» **RECORDS SHOWN**
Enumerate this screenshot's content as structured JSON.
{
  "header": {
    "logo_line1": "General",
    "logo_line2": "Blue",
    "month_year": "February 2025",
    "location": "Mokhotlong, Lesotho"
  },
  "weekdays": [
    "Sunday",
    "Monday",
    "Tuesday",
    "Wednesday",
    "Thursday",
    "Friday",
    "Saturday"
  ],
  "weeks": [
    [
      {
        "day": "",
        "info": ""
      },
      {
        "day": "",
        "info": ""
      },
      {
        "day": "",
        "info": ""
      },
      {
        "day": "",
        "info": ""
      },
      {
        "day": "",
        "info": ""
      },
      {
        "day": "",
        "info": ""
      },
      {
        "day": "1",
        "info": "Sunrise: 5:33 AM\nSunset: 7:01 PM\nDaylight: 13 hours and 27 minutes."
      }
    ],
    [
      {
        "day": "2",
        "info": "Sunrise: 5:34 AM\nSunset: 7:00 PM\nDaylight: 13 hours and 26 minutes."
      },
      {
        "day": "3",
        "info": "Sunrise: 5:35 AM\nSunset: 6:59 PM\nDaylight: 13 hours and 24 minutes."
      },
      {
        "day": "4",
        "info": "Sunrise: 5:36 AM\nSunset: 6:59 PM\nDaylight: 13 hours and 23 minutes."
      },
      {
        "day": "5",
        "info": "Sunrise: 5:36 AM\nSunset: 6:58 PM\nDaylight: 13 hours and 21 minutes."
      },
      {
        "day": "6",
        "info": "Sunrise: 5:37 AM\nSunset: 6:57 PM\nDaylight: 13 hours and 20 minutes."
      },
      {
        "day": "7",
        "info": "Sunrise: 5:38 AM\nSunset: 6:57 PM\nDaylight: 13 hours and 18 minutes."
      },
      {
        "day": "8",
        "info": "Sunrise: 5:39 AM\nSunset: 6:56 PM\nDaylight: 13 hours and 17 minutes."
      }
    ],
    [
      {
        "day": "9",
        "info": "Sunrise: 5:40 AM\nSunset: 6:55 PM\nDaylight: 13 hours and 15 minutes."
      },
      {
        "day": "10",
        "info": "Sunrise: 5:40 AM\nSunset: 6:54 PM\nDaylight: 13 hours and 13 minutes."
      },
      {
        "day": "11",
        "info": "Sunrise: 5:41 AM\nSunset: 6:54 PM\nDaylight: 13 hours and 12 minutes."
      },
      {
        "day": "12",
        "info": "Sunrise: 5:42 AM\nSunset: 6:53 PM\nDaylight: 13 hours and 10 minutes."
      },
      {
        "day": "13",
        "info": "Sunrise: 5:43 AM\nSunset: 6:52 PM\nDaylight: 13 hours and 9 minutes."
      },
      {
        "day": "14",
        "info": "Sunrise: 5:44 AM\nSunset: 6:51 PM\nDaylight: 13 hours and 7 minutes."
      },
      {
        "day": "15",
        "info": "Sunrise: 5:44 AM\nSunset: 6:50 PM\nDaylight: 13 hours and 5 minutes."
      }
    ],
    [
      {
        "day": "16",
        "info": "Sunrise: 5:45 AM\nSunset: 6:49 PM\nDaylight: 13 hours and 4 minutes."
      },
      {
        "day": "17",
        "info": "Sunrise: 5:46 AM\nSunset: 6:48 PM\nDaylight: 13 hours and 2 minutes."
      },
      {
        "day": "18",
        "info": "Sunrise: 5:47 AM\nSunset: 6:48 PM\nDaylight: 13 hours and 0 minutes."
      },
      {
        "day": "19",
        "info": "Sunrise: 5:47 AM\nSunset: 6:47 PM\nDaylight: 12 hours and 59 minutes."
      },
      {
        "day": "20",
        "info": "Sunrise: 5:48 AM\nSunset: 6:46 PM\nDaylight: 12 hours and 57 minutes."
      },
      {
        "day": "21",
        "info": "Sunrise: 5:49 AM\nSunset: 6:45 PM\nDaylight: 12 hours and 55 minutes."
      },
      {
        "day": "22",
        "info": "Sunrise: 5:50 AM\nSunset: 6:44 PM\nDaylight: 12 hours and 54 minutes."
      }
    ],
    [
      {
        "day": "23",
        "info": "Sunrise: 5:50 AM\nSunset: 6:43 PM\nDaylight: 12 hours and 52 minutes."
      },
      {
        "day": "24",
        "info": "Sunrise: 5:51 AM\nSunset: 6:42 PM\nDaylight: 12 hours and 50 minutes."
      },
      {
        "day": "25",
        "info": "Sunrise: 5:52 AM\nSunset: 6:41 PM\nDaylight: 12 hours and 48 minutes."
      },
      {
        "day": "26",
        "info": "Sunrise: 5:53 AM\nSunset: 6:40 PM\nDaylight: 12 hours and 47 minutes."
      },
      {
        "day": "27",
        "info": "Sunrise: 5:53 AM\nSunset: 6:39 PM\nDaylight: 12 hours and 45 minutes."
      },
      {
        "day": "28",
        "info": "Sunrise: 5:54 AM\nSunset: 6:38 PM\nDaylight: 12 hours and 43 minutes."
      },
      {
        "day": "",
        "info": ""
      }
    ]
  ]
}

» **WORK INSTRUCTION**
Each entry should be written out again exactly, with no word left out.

» **RESULT OF THE EXERCISE**
Enumerate this screenshot's content as structured JSON.
{
  "header": {
    "logo_line1": "General",
    "logo_line2": "Blue",
    "month_year": "February 2025",
    "location": "Mokhotlong, Lesotho"
  },
  "weekdays": [
    "Sunday",
    "Monday",
    "Tuesday",
    "Wednesday",
    "Thursday",
    "Friday",
    "Saturday"
  ],
  "weeks": [
    [
      {
        "day": "",
        "info": ""
      },
      {
        "day": "",
        "info": ""
      },
      {
        "day": "",
        "info": ""
      },
      {
        "day": "",
        "info": ""
      },
      {
        "day": "",
        "info": ""
      },
      {
        "day": "",
        "info": ""
      },
      {
        "day": "1",
        "info": "Sunrise: 5:33 AM\nSunset: 7:01 PM\nDaylight: 13 hours and 27 minutes."
      }
    ],
    [
      {
        "day": "2",
        "info": "Sunrise: 5:34 AM\nSunset: 7:00 PM\nDaylight: 13 hours and 26 minutes."
      },
      {
        "day": "3",
        "info": "Sunrise: 5:35 AM\nSunset: 6:59 PM\nDaylight: 13 hours and 24 minutes."
      },
      {
        "day": "4",
        "info": "Sunrise: 5:36 AM\nSunset: 6:59 PM\nDaylight: 13 hours and 23 minutes."
      },
      {
        "day": "5",
        "info": "Sunrise: 5:36 AM\nSunset: 6:58 PM\nDaylight: 13 hours and 21 minutes."
      },
      {
        "day": "6",
        "info": "Sunrise: 5:37 AM\nSunset: 6:57 PM\nDaylight: 13 hours and 20 minutes."
      },
      {
        "day": "7",
        "info": "Sunrise: 5:38 AM\nSunset: 6:57 PM\nDaylight: 13 hours and 18 minutes."
      },
      {
        "day": "8",
        "info": "Sunrise: 5:39 AM\nSunset: 6:56 PM\nDaylight: 13 hours and 17 minutes."
      }
    ],
    [
      {
        "day": "9",
        "info": "Sunrise: 5:40 AM\nSunset: 6:55 PM\nDaylight: 13 hours and 15 minutes."
      },
      {
        "day": "10",
        "info": "Sunrise: 5:40 AM\nSunset: 6:54 PM\nDaylight: 13 hours and 13 minutes."
      },
      {
        "day": "11",
        "info": "Sunrise: 5:41 AM\nSunset: 6:54 PM\nDaylight: 13 hours and 12 minutes."
      },
      {
        "day": "12",
        "info": "Sunrise: 5:42 AM\nSunset: 6:53 PM\nDaylight: 13 hours and 10 minutes."
      },
      {
        "day": "13",
        "info": "Sunrise: 5:43 AM\nSunset: 6:52 PM\nDaylight: 13 hours and 9 minutes."
      },
      {
        "day": "14",
        "info": "Sunrise: 5:44 AM\nSunset: 6:51 PM\nDaylight: 13 hours and 7 minutes."
      },
      {
        "day": "15",
        "info": "Sunrise: 5:44 AM\nSunset: 6:50 PM\nDaylight: 13 hours and 5 minutes."
      }
    ],
    [
      {
        "day": "16",
        "info": "Sunrise: 5:45 AM\nSunset: 6:49 PM\nDaylight: 13 hours and 4 minutes."
      },
      {
        "day": "17",
        "info": "Sunrise: 5:46 AM\nSunset: 6:48 PM\nDaylight: 13 hours and 2 minutes."
      },
      {
        "day": "18",
        "info": "Sunrise: 5:47 AM\nSunset: 6:48 PM\nDaylight: 13 hours and 0 minutes."
      },
      {
        "day": "19",
        "info": "Sunrise: 5:47 AM\nSunset: 6:47 PM\nDaylight: 12 hours and 59 minutes."
      },
      {
        "day": "20",
        "info": "Sunrise: 5:48 AM\nSunset: 6:46 PM\nDaylight: 12 hours and 57 minutes."
      },
      {
        "day": "21",
        "info": "Sunrise: 5:49 AM\nSunset: 6:45 PM\nDaylight: 12 hours and 55 minutes."
      },
      {
        "day": "22",
        "info": "Sunrise: 5:50 AM\nSunset: 6:44 PM\nDaylight: 12 hours and 54 minutes."
      }
    ],
    [
      {
        "day": "23",
        "info": "Sunrise: 5:50 AM\nSunset: 6:43 PM\nDaylight: 12 hours and 52 minutes."
      },
      {
        "day": "24",
        "info": "Sunrise: 5:51 AM\nSunset: 6:42 PM\nDaylight: 12 hours and 50 minutes."
      },
      {
        "day": "25",
        "info": "Sunrise: 5:52 AM\nSunset: 6:41 PM\nDaylight: 12 hours and 48 minutes."
      },
      {
        "day": "26",
        "info": "Sunrise: 5:53 AM\nSunset: 6:40 PM\nDaylight: 12 hours and 47 minutes."
      },
      {
        "day": "27",
        "info": "Sunrise: 5:53 AM\nSunset: 6:39 PM\nDaylight: 12 hours and 45 minutes."
      },
      {
        "day": "28",
        "info": "Sunrise: 5:54 AM\nSunset: 6:38 PM\nDaylight: 12 hours and 43 minutes."
      },
      {
        "day": "",
        "info": ""
      }
    ]
  ]
}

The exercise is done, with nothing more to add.